Task prompt ::
Print each entry exactly, all the way through.

──────── Supplied material ────────

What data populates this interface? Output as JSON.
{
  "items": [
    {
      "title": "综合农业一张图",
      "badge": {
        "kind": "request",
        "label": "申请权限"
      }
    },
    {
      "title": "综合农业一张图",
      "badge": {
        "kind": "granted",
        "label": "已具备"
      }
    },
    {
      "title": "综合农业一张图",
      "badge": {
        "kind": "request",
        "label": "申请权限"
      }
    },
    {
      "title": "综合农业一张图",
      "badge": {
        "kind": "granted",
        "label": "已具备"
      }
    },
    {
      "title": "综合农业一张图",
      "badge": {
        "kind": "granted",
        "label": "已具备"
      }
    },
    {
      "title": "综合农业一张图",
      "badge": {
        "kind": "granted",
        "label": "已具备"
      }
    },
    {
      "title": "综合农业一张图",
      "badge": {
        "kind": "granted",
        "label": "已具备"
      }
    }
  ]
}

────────

Written response ::
What data populates this interface? Output as JSON.
{
  "items": [
    {
      "title": "综合农业一张图",
      "badge": {
        "kind": "request",
        "label": "申请权限"
      }
    },
    {
      "title": "综合农业一张图",
      "badge": {
        "kind": "granted",
        "label": "已具备"
      }
    },
    {
      "title": "综合农业一张图",
      "badge": {
        "kind": "request",
        "label": "申请权限"
      }
    },
    {
      "title": "综合农业一张图",
      "badge": {
        "kind": "granted",
        "label": "已具备"
      }
    },
    {
      "title": "综合农业一张图",
      "badge": {
        "kind": "granted",
        "label": "已具备"
      }
    },
    {
      "title": "综合农业一张图",
      "badge": {
        "kind": "granted",
        "label": "已具备"
      }
    },
    {
      "title": "综合农业一张图",
      "badge": {
        "kind": "granted",
        "label": "已具备"
      }
    }
  ]
}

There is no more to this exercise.